1:45 PM Addendum: Jay Hovdey posts re: Sunday’s lickety-splits: “Meanwhile, up in his booth at the top of the stretch, track superintendent Rich Tedesco was banging his head against the desktop, knowing full well that too fast is just plain too fast when it comes to protecting the frail infrastructure of the Thoroughbred racehorse from his own natural instincts to flee. He also knows that horses like Spectacular Bid don’t come along every 30 years.”

About that Record

Not to take anything away from Presious Passion, who was a most visually impressive repeat winner of the United Nations Handicap at Monmouth on Saturday, but I suspect it’s wrong to chalk up his final time of 2:10.97 as a new course record. Let’s go to the fractions …

In 2008, Presious Passion sprang an upset in the United Nations going wire to wire. On that day, he went :24.44, :49.16, 1:14.31, 1:38.76, and 2:02, finishing in 2:13.88, yielding splits of :24.72, :25.25, :24.45, :23.24, and :11.8.

On Saturday, Presious Passion again went wire to wire (opening up lengths early), going — according to official time — :19.80, :45.20, 1:09.81, 1:34.67, and 1:59.07, finishing in 2:10.97, a time that, if it stands, knocks nearly two seconds off the course record set by Balto Star in 2003. Those fractions yield splits of :25.4, :24.61, :24.86, :24.4, and :11.9. Presious Passion ran almost the same race as he did in 2008, but for that freaky fast first quarter.

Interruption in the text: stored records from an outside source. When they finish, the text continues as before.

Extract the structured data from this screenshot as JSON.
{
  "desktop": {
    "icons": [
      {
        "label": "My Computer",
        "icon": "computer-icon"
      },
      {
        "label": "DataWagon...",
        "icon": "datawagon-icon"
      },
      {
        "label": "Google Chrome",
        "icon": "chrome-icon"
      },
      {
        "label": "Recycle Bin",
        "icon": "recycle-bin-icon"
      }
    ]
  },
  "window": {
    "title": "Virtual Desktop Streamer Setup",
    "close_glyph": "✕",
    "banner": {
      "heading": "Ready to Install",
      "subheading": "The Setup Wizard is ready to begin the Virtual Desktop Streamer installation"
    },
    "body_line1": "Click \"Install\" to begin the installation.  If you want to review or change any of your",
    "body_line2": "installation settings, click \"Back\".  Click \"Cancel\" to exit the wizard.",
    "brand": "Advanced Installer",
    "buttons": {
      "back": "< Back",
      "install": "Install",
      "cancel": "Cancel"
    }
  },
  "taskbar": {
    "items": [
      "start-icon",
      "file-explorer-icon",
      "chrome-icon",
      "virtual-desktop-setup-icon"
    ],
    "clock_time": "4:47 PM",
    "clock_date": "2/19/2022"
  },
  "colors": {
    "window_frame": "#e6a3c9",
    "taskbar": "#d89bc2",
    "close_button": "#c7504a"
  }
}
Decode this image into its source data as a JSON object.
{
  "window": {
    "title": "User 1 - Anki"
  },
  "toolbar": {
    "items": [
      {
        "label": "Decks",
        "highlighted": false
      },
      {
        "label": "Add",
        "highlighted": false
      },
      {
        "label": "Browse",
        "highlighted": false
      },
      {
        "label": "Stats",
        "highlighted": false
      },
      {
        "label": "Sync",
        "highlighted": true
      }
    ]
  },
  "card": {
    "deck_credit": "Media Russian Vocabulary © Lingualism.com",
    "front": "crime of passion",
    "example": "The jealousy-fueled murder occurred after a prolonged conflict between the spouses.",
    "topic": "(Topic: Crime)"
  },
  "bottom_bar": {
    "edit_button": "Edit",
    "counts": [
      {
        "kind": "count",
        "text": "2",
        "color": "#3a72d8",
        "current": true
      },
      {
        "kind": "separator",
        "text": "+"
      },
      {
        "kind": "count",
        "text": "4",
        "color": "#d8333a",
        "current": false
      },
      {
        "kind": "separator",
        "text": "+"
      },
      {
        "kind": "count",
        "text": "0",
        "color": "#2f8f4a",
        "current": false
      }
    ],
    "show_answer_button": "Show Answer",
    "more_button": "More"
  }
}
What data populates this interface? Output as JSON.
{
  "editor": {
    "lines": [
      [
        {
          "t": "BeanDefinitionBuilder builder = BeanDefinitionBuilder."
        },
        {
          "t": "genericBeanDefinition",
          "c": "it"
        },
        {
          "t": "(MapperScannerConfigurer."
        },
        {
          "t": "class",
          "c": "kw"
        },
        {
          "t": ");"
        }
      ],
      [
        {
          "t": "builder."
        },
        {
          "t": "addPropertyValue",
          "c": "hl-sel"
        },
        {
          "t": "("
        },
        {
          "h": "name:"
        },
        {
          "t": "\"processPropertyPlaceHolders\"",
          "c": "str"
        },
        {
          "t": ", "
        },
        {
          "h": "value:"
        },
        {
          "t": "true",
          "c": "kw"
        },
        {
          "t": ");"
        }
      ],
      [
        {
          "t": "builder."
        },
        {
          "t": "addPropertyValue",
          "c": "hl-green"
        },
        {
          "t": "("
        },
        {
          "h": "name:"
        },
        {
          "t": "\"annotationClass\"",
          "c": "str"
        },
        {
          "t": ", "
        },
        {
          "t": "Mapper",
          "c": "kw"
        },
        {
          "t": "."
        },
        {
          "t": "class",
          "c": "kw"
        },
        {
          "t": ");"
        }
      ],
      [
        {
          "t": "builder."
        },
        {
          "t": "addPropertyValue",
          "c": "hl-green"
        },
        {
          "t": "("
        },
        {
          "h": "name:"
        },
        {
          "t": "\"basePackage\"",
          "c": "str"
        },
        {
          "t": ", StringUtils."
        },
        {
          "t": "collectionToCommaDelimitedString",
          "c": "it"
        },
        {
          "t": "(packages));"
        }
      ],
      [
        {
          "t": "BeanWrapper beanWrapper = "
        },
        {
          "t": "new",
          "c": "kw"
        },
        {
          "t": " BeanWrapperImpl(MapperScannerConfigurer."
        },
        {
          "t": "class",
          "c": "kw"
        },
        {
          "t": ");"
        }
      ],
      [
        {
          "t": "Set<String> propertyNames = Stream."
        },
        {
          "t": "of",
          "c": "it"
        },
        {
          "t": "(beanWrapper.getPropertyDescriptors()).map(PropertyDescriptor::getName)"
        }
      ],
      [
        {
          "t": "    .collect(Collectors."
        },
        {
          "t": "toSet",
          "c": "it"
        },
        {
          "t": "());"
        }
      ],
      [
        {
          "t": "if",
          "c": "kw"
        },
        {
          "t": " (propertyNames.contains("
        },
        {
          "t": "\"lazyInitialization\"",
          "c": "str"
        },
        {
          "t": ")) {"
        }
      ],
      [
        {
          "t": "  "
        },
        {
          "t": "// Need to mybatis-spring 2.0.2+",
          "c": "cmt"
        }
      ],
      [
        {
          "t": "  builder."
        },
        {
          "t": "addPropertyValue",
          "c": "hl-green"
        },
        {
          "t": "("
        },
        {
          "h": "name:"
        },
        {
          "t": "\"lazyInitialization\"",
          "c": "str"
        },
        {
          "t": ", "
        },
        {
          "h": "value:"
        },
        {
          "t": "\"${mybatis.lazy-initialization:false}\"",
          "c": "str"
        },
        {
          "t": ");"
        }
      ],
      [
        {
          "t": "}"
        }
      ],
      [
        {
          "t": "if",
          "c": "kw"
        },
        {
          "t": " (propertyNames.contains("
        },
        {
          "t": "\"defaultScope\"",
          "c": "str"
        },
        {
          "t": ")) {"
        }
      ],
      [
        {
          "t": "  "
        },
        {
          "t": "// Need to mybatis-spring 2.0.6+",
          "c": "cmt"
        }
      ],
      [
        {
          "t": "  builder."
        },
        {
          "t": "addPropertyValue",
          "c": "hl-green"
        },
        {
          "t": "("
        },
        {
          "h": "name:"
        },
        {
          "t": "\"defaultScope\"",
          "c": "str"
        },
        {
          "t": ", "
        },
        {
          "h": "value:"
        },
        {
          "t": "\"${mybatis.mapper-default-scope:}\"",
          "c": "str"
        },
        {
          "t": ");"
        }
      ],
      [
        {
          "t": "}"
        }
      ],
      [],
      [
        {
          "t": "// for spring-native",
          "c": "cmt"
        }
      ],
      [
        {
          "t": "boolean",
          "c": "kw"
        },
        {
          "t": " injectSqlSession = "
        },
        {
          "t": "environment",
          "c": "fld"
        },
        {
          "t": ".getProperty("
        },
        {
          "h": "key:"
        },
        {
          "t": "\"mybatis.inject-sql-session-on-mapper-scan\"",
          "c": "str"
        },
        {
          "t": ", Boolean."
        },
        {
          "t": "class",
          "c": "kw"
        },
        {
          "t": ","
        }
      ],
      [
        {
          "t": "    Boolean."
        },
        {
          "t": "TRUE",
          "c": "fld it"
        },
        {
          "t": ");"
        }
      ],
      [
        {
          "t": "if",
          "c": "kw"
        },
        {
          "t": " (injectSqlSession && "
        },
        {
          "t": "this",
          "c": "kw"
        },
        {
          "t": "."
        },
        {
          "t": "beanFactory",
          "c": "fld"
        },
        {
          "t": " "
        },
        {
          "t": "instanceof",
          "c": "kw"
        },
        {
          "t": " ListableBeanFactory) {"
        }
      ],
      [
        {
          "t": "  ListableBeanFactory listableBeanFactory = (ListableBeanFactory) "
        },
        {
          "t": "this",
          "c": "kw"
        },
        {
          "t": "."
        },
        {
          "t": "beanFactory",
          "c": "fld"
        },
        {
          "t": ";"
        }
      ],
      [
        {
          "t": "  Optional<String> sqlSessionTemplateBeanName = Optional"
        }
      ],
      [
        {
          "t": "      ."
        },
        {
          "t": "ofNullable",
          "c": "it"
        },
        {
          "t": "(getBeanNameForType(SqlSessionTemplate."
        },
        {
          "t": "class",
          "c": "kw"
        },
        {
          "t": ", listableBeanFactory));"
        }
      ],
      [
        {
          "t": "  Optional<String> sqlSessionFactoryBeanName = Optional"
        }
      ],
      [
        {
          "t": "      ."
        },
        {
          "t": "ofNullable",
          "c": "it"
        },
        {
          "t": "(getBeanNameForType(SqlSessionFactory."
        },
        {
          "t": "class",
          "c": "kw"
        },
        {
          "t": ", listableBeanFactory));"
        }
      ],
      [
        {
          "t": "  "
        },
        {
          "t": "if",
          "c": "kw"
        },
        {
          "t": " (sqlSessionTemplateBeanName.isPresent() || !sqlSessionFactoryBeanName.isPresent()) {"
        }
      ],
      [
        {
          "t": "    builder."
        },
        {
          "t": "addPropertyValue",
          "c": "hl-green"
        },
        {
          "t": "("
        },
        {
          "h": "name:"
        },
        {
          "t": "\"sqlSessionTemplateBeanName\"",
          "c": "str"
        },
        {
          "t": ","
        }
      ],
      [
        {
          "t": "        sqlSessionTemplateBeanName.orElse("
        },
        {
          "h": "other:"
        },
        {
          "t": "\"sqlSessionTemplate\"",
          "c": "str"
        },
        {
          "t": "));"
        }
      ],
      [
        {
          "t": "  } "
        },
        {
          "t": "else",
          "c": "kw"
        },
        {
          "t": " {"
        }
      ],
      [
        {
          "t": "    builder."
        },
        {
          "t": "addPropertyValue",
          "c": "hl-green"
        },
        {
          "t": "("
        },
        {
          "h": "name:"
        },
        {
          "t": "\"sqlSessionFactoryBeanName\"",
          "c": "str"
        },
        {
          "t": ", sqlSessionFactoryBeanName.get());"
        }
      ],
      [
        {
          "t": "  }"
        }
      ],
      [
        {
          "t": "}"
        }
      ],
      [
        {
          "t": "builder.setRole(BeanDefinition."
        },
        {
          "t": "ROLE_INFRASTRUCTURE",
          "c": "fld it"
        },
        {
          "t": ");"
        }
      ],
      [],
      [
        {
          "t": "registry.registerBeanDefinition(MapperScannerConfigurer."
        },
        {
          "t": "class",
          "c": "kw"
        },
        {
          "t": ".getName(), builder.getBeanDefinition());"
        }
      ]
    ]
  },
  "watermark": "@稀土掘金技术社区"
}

Could there have been a timer error?

Curious, I timed the first quarter of the United Nations repeatedly this morning (using this video and a stopwatch), coming up with :22.8, :22.6, :22.5, and :22.6. Still fast, but not record-defying, and more in line with both earlier turf races on the card and Presious Passion’s splits for the rest of the race. Assuming :22.6 or so is correct and that the following fractions are similarly off, that means Presious Passion finished the United Nations in a time more like 2:13.7 — respectable, but no record.

Addendum: Wondering about records on the turf, I looked up the current North American record holder for 1 3/8 miles, With Approval, who set not only a stakes record, but a world record, of 2:10.26 for the distance in the Bowling Green Handicap at Belmont Park on June 17, 1990. While impressive, the New York Times did report, “[the time] deserves a footnote: Belmont’s are the only turf courses in the country where 11-furlong races are run around two, rather than three, turns. Cougar’s record of 2:11 in the 1972 Century Handicap at Hollywood was around three turns.”

Following up on a couple tweets: o_crunk points out a new turf course was installed in 2006. Since, several records have fallen, the clocks may be suspect, and credit must be given to English Channel, who set the 11-furlong turf record in the new era after running the 2007 United Nations in 2:12.89. Also of interest: Over on PaceAdvantage, a poster says the run-up is 64 feet. That’s all helpful info, especially regarding where the timer starts.

Mystery solved? And the record holds: Steve Crist posts tonight that Presious Passion’s first quarter was :22.20 and lists the rest of the fractions unchanged. So, he was flying early and late. Monmouth expert o_crunk wasn’t kidding about the turf course being speed favoring.

One last thing: BSF for the United Nations, 106 (Form Blog).